__WHAT TO DO__:
Look over the material below and count the lines that include "this". Give only the total.

__SOURCE DATA__:
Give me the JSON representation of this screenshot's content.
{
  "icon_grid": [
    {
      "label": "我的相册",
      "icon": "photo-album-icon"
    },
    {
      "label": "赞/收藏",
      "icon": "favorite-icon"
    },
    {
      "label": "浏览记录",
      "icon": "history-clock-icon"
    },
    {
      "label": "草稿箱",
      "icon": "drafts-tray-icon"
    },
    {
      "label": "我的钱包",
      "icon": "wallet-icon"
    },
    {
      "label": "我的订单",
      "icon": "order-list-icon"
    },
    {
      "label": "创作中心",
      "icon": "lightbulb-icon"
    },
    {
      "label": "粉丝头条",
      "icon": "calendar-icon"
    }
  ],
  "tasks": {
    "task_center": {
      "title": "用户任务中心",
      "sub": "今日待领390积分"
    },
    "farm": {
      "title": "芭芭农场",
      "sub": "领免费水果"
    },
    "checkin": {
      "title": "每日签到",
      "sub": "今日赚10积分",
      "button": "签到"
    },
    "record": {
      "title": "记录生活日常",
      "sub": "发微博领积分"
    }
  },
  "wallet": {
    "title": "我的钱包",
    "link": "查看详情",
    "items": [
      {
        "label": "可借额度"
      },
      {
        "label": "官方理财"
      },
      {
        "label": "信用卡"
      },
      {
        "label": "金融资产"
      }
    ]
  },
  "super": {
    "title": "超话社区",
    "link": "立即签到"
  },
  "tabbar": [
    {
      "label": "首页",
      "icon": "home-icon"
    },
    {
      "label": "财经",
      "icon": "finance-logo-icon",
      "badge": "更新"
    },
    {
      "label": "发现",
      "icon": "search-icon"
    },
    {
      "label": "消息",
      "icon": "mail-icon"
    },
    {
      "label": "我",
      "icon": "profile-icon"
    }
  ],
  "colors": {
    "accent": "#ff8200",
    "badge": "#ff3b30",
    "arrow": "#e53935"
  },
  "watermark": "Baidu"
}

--

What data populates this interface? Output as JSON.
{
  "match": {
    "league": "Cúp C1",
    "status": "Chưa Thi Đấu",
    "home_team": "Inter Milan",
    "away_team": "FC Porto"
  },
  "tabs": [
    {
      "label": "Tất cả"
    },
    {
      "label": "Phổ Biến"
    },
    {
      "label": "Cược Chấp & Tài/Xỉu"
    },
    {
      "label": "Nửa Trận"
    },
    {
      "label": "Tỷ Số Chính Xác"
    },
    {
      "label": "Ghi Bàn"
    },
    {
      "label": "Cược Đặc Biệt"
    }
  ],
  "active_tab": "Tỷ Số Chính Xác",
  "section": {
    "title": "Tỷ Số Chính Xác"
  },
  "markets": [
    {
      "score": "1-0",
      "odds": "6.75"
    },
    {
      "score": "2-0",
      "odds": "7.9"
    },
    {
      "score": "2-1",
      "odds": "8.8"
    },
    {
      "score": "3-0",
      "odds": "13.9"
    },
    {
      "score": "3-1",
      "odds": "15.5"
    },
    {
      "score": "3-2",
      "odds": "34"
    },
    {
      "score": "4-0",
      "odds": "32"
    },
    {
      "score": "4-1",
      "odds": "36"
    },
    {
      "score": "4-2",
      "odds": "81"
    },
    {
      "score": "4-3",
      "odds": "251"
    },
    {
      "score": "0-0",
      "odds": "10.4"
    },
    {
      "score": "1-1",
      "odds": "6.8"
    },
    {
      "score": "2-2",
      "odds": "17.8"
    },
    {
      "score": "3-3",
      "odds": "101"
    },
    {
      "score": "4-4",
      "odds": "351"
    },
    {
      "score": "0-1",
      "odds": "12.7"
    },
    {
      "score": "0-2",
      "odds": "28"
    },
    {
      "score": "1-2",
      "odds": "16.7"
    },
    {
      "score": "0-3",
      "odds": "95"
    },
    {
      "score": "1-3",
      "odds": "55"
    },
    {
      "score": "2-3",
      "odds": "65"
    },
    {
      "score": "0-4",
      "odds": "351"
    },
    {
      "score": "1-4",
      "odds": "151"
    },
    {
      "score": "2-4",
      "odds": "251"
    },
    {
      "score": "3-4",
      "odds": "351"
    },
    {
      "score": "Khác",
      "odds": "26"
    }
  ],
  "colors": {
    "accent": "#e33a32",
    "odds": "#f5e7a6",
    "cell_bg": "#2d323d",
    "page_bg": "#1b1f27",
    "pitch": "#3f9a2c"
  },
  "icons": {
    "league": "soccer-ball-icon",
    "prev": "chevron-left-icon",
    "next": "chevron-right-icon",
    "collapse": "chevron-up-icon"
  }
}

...

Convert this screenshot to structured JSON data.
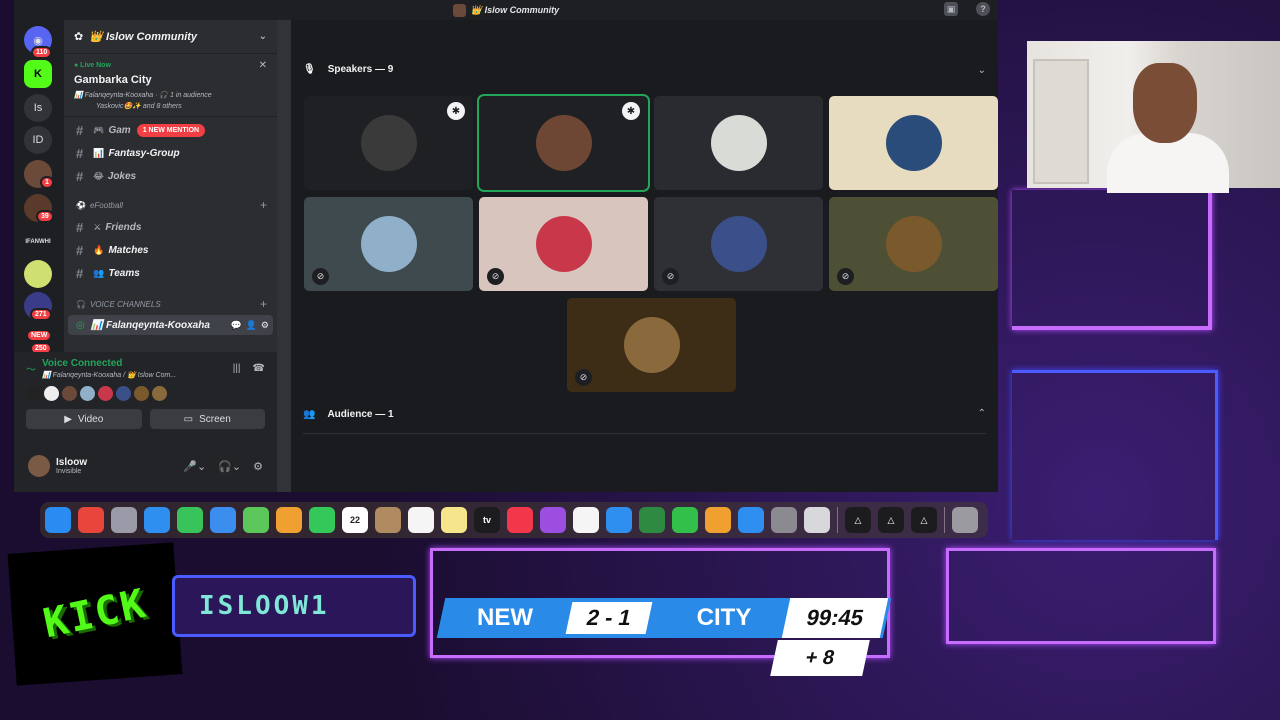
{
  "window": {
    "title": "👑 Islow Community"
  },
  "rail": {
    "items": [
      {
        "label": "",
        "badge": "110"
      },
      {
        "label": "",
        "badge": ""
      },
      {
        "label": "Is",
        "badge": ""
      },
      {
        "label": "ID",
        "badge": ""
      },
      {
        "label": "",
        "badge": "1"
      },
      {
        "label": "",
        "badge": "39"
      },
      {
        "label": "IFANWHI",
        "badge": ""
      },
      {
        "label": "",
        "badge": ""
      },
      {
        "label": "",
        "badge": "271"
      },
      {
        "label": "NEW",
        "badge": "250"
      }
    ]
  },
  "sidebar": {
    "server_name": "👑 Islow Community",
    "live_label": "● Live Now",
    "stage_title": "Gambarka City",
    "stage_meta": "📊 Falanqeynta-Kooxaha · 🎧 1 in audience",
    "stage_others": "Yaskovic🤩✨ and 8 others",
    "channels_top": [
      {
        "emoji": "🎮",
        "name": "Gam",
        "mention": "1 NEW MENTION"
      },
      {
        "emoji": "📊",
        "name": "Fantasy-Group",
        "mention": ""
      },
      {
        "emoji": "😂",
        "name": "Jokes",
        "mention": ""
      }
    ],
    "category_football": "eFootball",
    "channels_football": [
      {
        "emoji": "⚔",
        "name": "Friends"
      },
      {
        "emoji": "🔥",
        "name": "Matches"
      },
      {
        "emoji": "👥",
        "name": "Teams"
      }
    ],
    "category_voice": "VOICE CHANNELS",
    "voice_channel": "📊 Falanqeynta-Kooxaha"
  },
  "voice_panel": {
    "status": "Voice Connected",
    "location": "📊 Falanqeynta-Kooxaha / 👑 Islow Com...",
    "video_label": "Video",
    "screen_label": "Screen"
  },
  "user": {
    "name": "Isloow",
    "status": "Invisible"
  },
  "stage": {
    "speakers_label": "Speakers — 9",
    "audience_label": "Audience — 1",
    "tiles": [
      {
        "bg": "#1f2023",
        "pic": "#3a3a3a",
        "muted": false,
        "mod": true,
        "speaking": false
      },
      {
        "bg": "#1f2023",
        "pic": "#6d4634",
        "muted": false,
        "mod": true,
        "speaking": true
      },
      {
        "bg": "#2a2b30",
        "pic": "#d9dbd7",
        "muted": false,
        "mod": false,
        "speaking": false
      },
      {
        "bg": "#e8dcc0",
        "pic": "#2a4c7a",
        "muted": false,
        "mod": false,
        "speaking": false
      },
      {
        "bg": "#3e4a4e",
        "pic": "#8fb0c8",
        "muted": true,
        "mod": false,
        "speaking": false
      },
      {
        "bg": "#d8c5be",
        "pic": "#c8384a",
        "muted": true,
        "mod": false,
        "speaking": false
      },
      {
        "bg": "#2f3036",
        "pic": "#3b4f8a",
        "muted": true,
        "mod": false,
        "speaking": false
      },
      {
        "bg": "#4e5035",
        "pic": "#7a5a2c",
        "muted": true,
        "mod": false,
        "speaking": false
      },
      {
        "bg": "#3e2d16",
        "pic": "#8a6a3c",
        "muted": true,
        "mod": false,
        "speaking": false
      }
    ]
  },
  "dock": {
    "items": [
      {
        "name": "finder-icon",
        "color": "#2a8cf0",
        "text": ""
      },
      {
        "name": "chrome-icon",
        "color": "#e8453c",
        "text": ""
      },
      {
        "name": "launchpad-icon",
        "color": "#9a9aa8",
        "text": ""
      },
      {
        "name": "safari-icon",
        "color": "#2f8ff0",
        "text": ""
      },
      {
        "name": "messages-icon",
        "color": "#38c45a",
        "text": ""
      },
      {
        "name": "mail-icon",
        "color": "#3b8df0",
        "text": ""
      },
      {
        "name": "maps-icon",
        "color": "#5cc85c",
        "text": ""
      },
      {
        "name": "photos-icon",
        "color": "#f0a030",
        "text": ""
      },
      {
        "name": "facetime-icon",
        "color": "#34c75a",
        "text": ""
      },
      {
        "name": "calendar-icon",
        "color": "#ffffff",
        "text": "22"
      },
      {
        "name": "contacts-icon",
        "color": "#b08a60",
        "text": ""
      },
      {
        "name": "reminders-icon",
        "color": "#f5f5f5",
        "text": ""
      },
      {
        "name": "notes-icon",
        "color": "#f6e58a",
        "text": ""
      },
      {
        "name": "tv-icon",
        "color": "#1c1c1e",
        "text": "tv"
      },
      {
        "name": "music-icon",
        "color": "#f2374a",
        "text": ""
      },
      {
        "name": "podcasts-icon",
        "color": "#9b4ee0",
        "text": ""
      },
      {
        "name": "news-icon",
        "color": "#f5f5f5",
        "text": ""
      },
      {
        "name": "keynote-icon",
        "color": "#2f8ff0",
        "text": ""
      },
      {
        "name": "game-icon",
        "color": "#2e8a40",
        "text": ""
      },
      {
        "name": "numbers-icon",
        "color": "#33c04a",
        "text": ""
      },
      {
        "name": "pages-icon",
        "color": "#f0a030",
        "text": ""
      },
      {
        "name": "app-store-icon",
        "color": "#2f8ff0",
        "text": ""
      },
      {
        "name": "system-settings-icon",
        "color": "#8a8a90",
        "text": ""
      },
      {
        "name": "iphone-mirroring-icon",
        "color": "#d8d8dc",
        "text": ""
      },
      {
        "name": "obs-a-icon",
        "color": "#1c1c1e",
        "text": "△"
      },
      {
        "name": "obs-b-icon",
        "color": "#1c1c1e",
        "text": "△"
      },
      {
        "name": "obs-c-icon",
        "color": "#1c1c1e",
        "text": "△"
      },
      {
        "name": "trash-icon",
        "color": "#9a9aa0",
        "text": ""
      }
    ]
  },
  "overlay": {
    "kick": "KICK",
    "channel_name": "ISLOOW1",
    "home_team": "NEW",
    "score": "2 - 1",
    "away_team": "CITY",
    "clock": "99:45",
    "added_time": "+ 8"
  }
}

__RESULT__:
3